Segment Start: MATERIAL SUPPLIED
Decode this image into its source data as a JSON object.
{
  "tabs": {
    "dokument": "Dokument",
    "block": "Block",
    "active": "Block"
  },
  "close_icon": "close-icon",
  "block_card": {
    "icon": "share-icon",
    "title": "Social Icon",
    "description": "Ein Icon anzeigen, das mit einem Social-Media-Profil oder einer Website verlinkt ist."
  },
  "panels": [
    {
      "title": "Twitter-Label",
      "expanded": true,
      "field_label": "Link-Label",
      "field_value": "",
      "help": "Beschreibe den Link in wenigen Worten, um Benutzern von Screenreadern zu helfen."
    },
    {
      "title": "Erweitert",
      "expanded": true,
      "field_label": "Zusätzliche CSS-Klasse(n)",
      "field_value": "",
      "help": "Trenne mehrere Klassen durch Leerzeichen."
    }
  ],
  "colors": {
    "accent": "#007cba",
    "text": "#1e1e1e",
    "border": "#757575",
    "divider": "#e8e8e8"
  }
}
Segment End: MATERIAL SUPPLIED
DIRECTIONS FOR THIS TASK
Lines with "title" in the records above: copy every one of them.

TASK OUTPUT
    "title": "Social Icon",
      "title": "Twitter-Label",
      "title": "Erweitert",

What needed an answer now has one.